Work to be completed -> Omit the pictures and return every entry exactly as written.

Data records ->
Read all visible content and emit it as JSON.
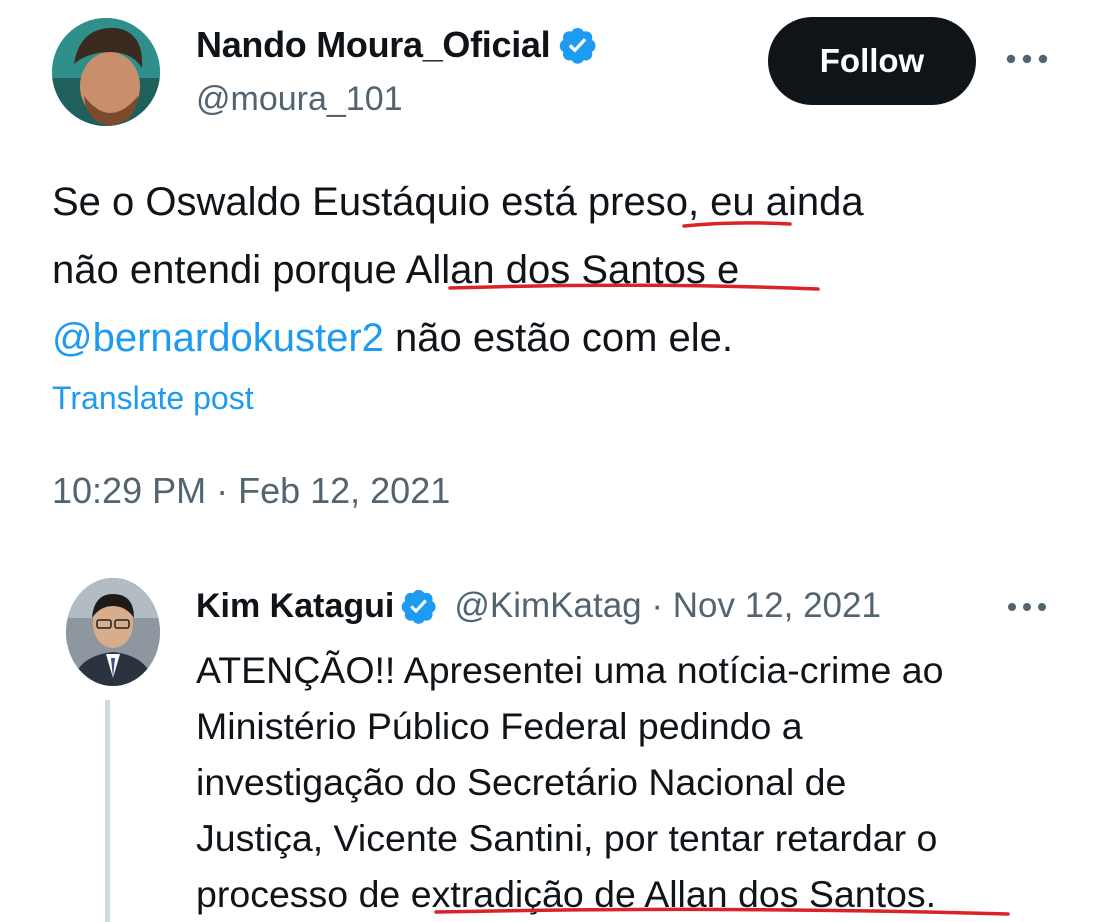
{
  "main_tweet": {
    "display_name": "Nando Moura_Oficial",
    "handle": "@moura_101",
    "follow_label": "Follow",
    "more_icon": "more-horizontal-icon",
    "text_lines": [
      [
        "Se o Oswaldo Eustáquio está ",
        "preso",
        ", eu ainda"
      ],
      [
        "não entendi porque ",
        "Allan dos Santos",
        " e"
      ],
      [
        "@bernardokuster2",
        " não estão com ele."
      ]
    ],
    "translate_label": "Translate post",
    "timestamp": "10:29 PM · Feb 12, 2021"
  },
  "quoted_tweet": {
    "display_name": "Kim Katagui",
    "meta": "@KimKatag · Nov 12, 2021",
    "more_icon": "more-horizontal-icon",
    "text_lines": [
      "ATENÇÃO!! Apresentei uma notícia-crime ao",
      "Ministério Público Federal pedindo a",
      "investigação do Secretário Nacional de",
      "Justiça, Vicente Santini, por tentar retardar o",
      "processo de extradição de Allan dos Santos."
    ]
  },
  "colors": {
    "text": "#0f1419",
    "secondary": "#536471",
    "link": "#1d9bf0",
    "verified": "#1d9bf0",
    "button_bg": "#0f1419",
    "annotation_red": "#d9232a"
  }
}
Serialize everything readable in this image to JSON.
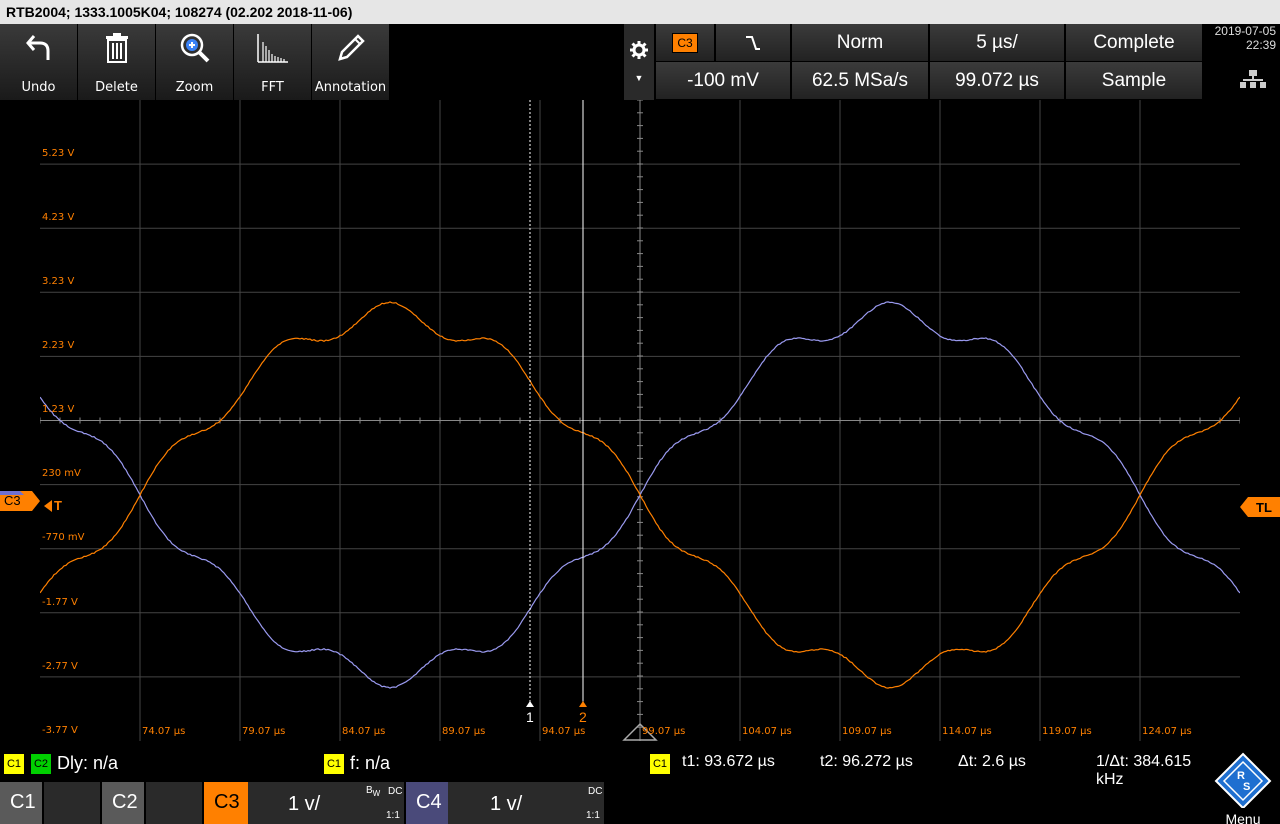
{
  "title": "RTB2004; 1333.1005K04; 108274 (02.202 2018-11-06)",
  "toolbar": [
    {
      "label": "Undo",
      "icon": "undo-icon"
    },
    {
      "label": "Delete",
      "icon": "trash-icon"
    },
    {
      "label": "Zoom",
      "icon": "zoom-icon"
    },
    {
      "label": "FFT",
      "icon": "fft-icon"
    },
    {
      "label": "Annotation",
      "icon": "pencil-icon"
    }
  ],
  "trigger": {
    "source": "C3",
    "slope": "falling",
    "mode": "Norm",
    "level": "-100 mV"
  },
  "timebase": {
    "scale": "5 µs/",
    "sample_rate": "62.5 MSa/s",
    "position": "99.072 µs"
  },
  "acquisition": {
    "status": "Complete",
    "mode": "Sample"
  },
  "datetime": {
    "date": "2019-07-05",
    "time": "22:39"
  },
  "levels": [
    "5.23 V",
    "4.23 V",
    "3.23 V",
    "2.23 V",
    "1.23 V",
    "230 mV",
    "-770 mV",
    "-1.77 V",
    "-2.77 V",
    "-3.77 V"
  ],
  "time_labels": [
    "74.07 µs",
    "79.07 µs",
    "84.07 µs",
    "89.07 µs",
    "94.07 µs",
    "99.07 µs",
    "104.07 µs",
    "109.07 µs",
    "114.07 µs",
    "119.07 µs",
    "124.07 µs"
  ],
  "cursors": {
    "c1_label": "1",
    "c2_label": "2"
  },
  "markers": {
    "c3": "C3",
    "c4": "C4",
    "trigger": "T",
    "trigger_level": "TL"
  },
  "info": {
    "c1": "C1",
    "c2": "C2",
    "dly": "Dly: n/a",
    "f_chip": "C1",
    "f": "f: n/a",
    "meas_chip": "C1",
    "t1": "t1: 93.672 µs",
    "t2": "t2: 96.272 µs",
    "dt": "Δt: 2.6 µs",
    "inv_dt": "1/Δt: 384.615 kHz"
  },
  "channels": [
    {
      "name": "C1",
      "scale": "",
      "coupling": "",
      "ratio": ""
    },
    {
      "name": "C2",
      "scale": "",
      "coupling": "",
      "ratio": ""
    },
    {
      "name": "C3",
      "scale": "1 v/",
      "bw": "B",
      "bw_sub": "W",
      "coupling": "DC",
      "ratio": "1:1"
    },
    {
      "name": "C4",
      "scale": "1 v/",
      "coupling": "DC",
      "ratio": "1:1"
    }
  ],
  "menu_label": "Menu",
  "colors": {
    "c3": "#ff8000",
    "c4": "#9a9af0",
    "grid": "#5a5a5a"
  }
}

Exercise answer ->
Read all visible content and emit it as JSON.
{
  "main_tweet": {
    "display_name": "Nando Moura_Oficial",
    "handle": "@moura_101",
    "follow_label": "Follow",
    "more_icon": "more-horizontal-icon",
    "text_lines": [
      [
        "Se o Oswaldo Eustáquio está ",
        "preso",
        ", eu ainda"
      ],
      [
        "não entendi porque ",
        "Allan dos Santos",
        " e"
      ],
      [
        "@bernardokuster2",
        " não estão com ele."
      ]
    ],
    "translate_label": "Translate post",
    "timestamp": "10:29 PM · Feb 12, 2021"
  },
  "quoted_tweet": {
    "display_name": "Kim Katagui",
    "meta": "@KimKatag · Nov 12, 2021",
    "more_icon": "more-horizontal-icon",
    "text_lines": [
      "ATENÇÃO!! Apresentei uma notícia-crime ao",
      "Ministério Público Federal pedindo a",
      "investigação do Secretário Nacional de",
      "Justiça, Vicente Santini, por tentar retardar o",
      "processo de extradição de Allan dos Santos."
    ]
  },
  "colors": {
    "text": "#0f1419",
    "secondary": "#536471",
    "link": "#1d9bf0",
    "verified": "#1d9bf0",
    "button_bg": "#0f1419",
    "annotation_red": "#d9232a"
  }
}
Serialize everything readable in this image to JSON.
{
  "title": "RTB2004; 1333.1005K04; 108274 (02.202 2018-11-06)",
  "toolbar": [
    {
      "label": "Undo",
      "icon": "undo-icon"
    },
    {
      "label": "Delete",
      "icon": "trash-icon"
    },
    {
      "label": "Zoom",
      "icon": "zoom-icon"
    },
    {
      "label": "FFT",
      "icon": "fft-icon"
    },
    {
      "label": "Annotation",
      "icon": "pencil-icon"
    }
  ],
  "trigger": {
    "source": "C3",
    "slope": "falling",
    "mode": "Norm",
    "level": "-100 mV"
  },
  "timebase": {
    "scale": "5 µs/",
    "sample_rate": "62.5 MSa/s",
    "position": "99.072 µs"
  },
  "acquisition": {
    "status": "Complete",
    "mode": "Sample"
  },
  "datetime": {
    "date": "2019-07-05",
    "time": "22:39"
  },
  "levels": [
    "5.23 V",
    "4.23 V",
    "3.23 V",
    "2.23 V",
    "1.23 V",
    "230 mV",
    "-770 mV",
    "-1.77 V",
    "-2.77 V",
    "-3.77 V"
  ],
  "time_labels": [
    "74.07 µs",
    "79.07 µs",
    "84.07 µs",
    "89.07 µs",
    "94.07 µs",
    "99.07 µs",
    "104.07 µs",
    "109.07 µs",
    "114.07 µs",
    "119.07 µs",
    "124.07 µs"
  ],
  "cursors": {
    "c1_label": "1",
    "c2_label": "2"
  },
  "markers": {
    "c3": "C3",
    "c4": "C4",
    "trigger": "T",
    "trigger_level": "TL"
  },
  "info": {
    "c1": "C1",
    "c2": "C2",
    "dly": "Dly: n/a",
    "f_chip": "C1",
    "f": "f: n/a",
    "meas_chip": "C1",
    "t1": "t1: 93.672 µs",
    "t2": "t2: 96.272 µs",
    "dt": "Δt: 2.6 µs",
    "inv_dt": "1/Δt: 384.615 kHz"
  },
  "channels": [
    {
      "name": "C1",
      "scale": "",
      "coupling": "",
      "ratio": ""
    },
    {
      "name": "C2",
      "scale": "",
      "coupling": "",
      "ratio": ""
    },
    {
      "name": "C3",
      "scale": "1 v/",
      "bw": "B",
      "bw_sub": "W",
      "coupling": "DC",
      "ratio": "1:1"
    },
    {
      "name": "C4",
      "scale": "1 v/",
      "coupling": "DC",
      "ratio": "1:1"
    }
  ],
  "menu_label": "Menu",
  "colors": {
    "c3": "#ff8000",
    "c4": "#9a9af0",
    "grid": "#5a5a5a"
  }
}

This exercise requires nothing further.